* [WHAT THE TASK REQUIRES] Each record needs to be retyped exactly, though its pictures should not appear.

[Excerpts from an interface dataset]
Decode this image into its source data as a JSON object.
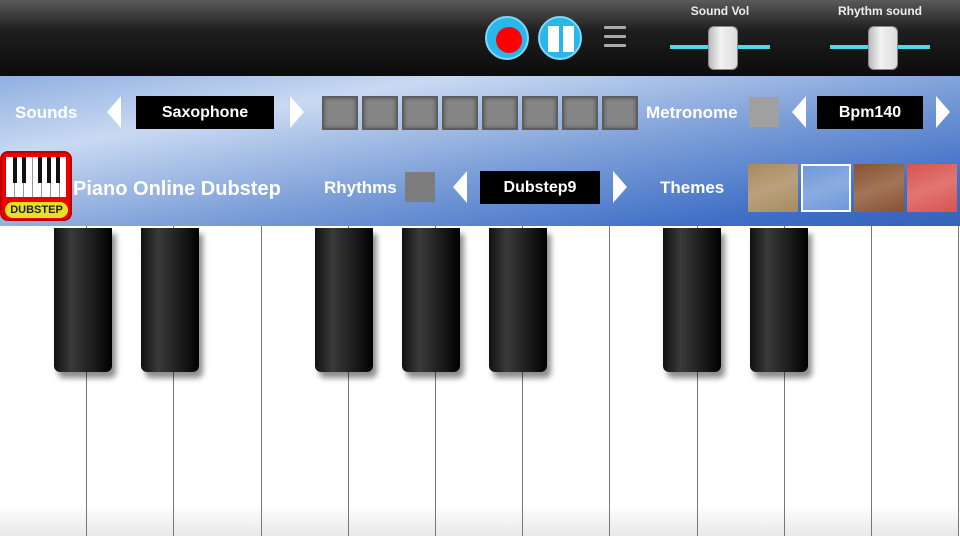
{
  "toolbar": {
    "record_icon": "record-icon",
    "pause_icon": "pause-icon",
    "menu_icon": "hamburger-menu-icon",
    "sound_vol": {
      "label": "Sound Vol",
      "value_percent": 50
    },
    "rhythm_sound": {
      "label": "Rhythm sound",
      "value_percent": 50
    }
  },
  "sounds": {
    "label": "Sounds",
    "value": "Saxophone"
  },
  "steps": {
    "count": 8
  },
  "metronome": {
    "label": "Metronome",
    "value": "Bpm140",
    "enabled": false
  },
  "app": {
    "title": "Piano Online Dubstep",
    "logo_text": "DUBSTEP"
  },
  "rhythms": {
    "label": "Rhythms",
    "value": "Dubstep9",
    "enabled": false
  },
  "themes": {
    "label": "Themes",
    "swatches": [
      "#a88a5e",
      "#6e97da",
      "#8a5230",
      "#d9534f"
    ],
    "selected_index": 1
  },
  "colors": {
    "accent": "#29b6ea",
    "record": "#ff0000",
    "slider": "#4fd8f0"
  }
}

* [ANSWER TO THE EXERCISE]
Decode this image into its source data as a JSON object.
{
  "toolbar": {
    "record_icon": "record-icon",
    "pause_icon": "pause-icon",
    "menu_icon": "hamburger-menu-icon",
    "sound_vol": {
      "label": "Sound Vol",
      "value_percent": 50
    },
    "rhythm_sound": {
      "label": "Rhythm sound",
      "value_percent": 50
    }
  },
  "sounds": {
    "label": "Sounds",
    "value": "Saxophone"
  },
  "steps": {
    "count": 8
  },
  "metronome": {
    "label": "Metronome",
    "value": "Bpm140",
    "enabled": false
  },
  "app": {
    "title": "Piano Online Dubstep",
    "logo_text": "DUBSTEP"
  },
  "rhythms": {
    "label": "Rhythms",
    "value": "Dubstep9",
    "enabled": false
  },
  "themes": {
    "label": "Themes",
    "swatches": [
      "#a88a5e",
      "#6e97da",
      "#8a5230",
      "#d9534f"
    ],
    "selected_index": 1
  },
  "colors": {
    "accent": "#29b6ea",
    "record": "#ff0000",
    "slider": "#4fd8f0"
  }
}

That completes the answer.